People of a certain age and experience could well cut a career as an executive contractor - although the gig might not suit everyone, as the trade-off for variety of work and fresh challenges is likely to be an income that's less than consistent.
Amanda Scott is the client solutions director - interim & executive for Madison, which helps companies large and small with experienced talent for special projects across the mid to senior management level. The firm also provides people who can step into key roles during the absence of a senior leader.
"Post-GFC we saw this pool of talent emerge that was made up of proven performers with high profiles, they had a successful track record and were results orientated," says Scott.
"They are a gun for hire, offer a fresh set of eyes, they are objective, and can give employers a different perspective.
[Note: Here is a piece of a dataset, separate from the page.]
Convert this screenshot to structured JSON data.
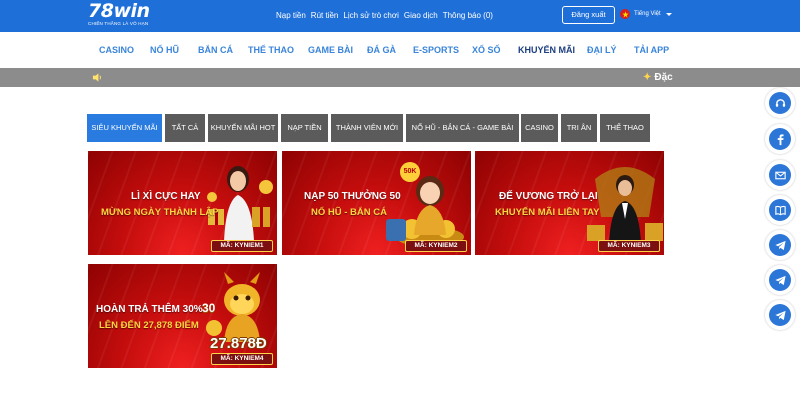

Age is irrelevant, but contractors need a depth of experience, tend to be mature, and have a reputation of delivering.
"I don't buy into the idea of the 50-pluses being tossed out of the corporate world, they have great stake-holder engagement skills and can add a lot of value. We are not afraid of grey hair."
Although contracting can be an exciting and rewarding career choice, Scott says it's not for everyone. Contractors have to be responsible for their own tax, public liability insurance and have a high level of professional development.
"There is a bit of confusion in the marketplace between a temp and a contractor," she says. "If you are contracting you tend to have the ability to hit the ground running. A good contractor can walk in the door, can engage with colleagues, build rapport right away, identify a business problem and work with the client to deliver results - and sometimes they will have to tell the client something they don't want to hear."
She says the traits of a good executive contractor include being wise and highly capable. "They don't have to belong to a professional organisation, but will be good at marketing themselves, and have a good financial buffer because ongoing work cannot be guaranteed 12 months of the year."
Scott says being an executive contractor will require some level of what recruiters call "Kiwi experience" - a phrase many new to the country will have grown tired of hearing.
"New Zealand experience would be appropriate for executive contractors, and not having it could potentially mean a person will take a long time before they can hit the ground running," she says.
"We do tend to look for people with New Zealand experience, and often a recruiter may not understand a person's professional background who has come out of the States, the UK or Australia, because of the scale of the work they do.
"But with the right background checks they could be put forward to an employer in a candidate short market. There is always a place for good people."
Scott says there is a lot of transformation occurring within Kiwi businesses and that is leading to increased demand for highly specialised contractors by organisations that recognise they need to change to stay in business. She says among the people in high demand right now are those with skills that cover the IT, web, ecommerce and digital experience mix. "There is still a massive demand for IT people offering services such as security, there's a lot of need for developers, people who have experience in the end-to-end digital value chain are being sought," she says.
"Organisations are looking to improve their customer experience, and that has seen a demand for a lot of contractors in that space. Companies know they need to connect with their customers in different ways, not only through their website and ecommerce activities, but also in making their website more mobile friendly, and doing business right across the digital arena.
"A lot of businesses are having to do things differently and transform to meet the market."
She says there are two main reasons for using contractors. A company may have a project and need specialist help because they don't have people with the skills required on the staff, or there is some caretaking work that's needed, perhaps due to reorganisation or a resignation.
However, she cautions companies to think through what skills they need from contractors, and nail down both timelines and expectations.
"Over the years professional contractors have been used in ways that might not find favour with organisations around cost - there have been examples where contractors' time has been used poorly," she says.
"[Firms] should have clear expectations and a defined time frame so performance can be measured, otherwise costs just seem to be incurred unnecessarily."
Top tips for executive contractors
To get started as a professional contractor, you must be able to articulate your skill set and the value you can add to a client's business. Build relationships with reputable agencies that specialise in contracting. Have an up-to-date CV and adopt a good marketing strategy.
Be up to speed with latest versions of the software you use. Keep abreast of trends in your industry - invest in yourself.
Have a page on LinkedIn.
"This is where recruitment firms, agencies and potential employers look for staff, it is like a mini recruitment site."
- Amanda Scott, Madison